Open the Terminal application and grab the latest firmware using wget command:
$ wget http://www.mediafire.com/file/ff04qcobujqek27/RT-AC87U_380.66_6.zip
Verify the file:
$ ls -lh RT-AC87U_380.66_6.zip
Unzip the file using unzip command:
$ unzip RT-AC87U_380.66_6.zip
Archive: RT-AC87U_380.66_6.zip inflating: RT-AC87U_380.66_6.trx inflating: README-merlin.txt inflating: Changelog.txt inflating: sha256sum.sha256
Your firmware file named RT-AC87U_380.66_6.trx.

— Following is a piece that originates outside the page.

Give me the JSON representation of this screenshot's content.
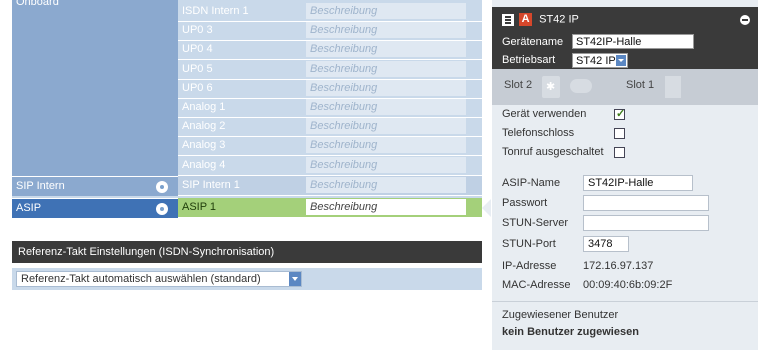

You can verify its integrity with sha256sum.sha256 file as follows:
$ shasum -a 256 -c sha256sum.sha256
If file is modified during transmission or by malware on the remote server you will get an error that read as follows:
$ shasum -a 256 -c sha256sum.sha256
RT-AC87U_380.66_6.trx: FAILED shasum: WARNING: 1 computed checksum did NOT match
You must delete the file immediately using the rm command:
$ rm RT-AC87U_380.66_6.zip RT-AC87U_380.66_6.trx
To calculate SHA-256 checksum for an iso file named foo.iso, run:
$ shasum -a 256 foo.iso
Verifying an SHA-1 checksum
The syntax is:
$ shasum -a 1 -c input.txt
$ shasum -a 1 filename
$ shasum -a 1 centos.iso
To see more info about the shasum command type:
$ shasum --help
Usage: shasum [OPTION]... [FILE]... Print or check SHA checksums. With no FILE, or when FILE is -, read standard input. -a, --algorithm 1 (default), 224, 256, 384, 512, 512224, 512256 -b, --binary read in binary mode -c, --check read SHA sums from the FILEs and check them -t, --text read in text mode (default) -U, --UNIVERSAL read in Universal Newlines mode produces same digest on Windows/Unix/Mac -0, --01 read in BITS mode ASCII '0' interpreted as 0-bit, ASCII '1' interpreted as 1-bit, all other characters ignored -p, --portable read in portable mode (to be deprecated) The following two options are useful only when verifying checksums: -s, --status don't output anything, status code shows success -w, --warn warn about improperly formatted checksum lines -h, --help display this help and exit -v, --version output version information and exit When verifying SHA-512/224 or SHA-512/256 checksums, indicate the algorithm explicitly using the -a option, e.g. shasum -a 512224 -c checksumfile The sums are computed as described in FIPS PUB 180-4. When checking, the input should be a former output of this program. The default mode is to print a line with checksum, a character indicating type (`*' for binary, ` ' for text, `U' for UNIVERSAL, `^' for BITS, `?' for portable), and name for each FILE. Report shasum bugs to email@example.com
Another option: openssl command
You can use the openssl command as follows to get and verify checksum.
Verifying an SHA-1 checksum with the openssl command
$ openssl sha1 filename
$ openssl sha1 ~/isoimages/unetbootin-mac-625.dmg
Verifying an SHA256 checksum with the openssl command
$ openssl dgst -sha256 filename
$ openssl dgst -sha256 ~/isoimages/CentOS-7-x86_64-Minimal-1611.iso
Verifying an MD5 checksum with the openssl command
$ openssl md5 filename
$ openssl md5 /etc/passwd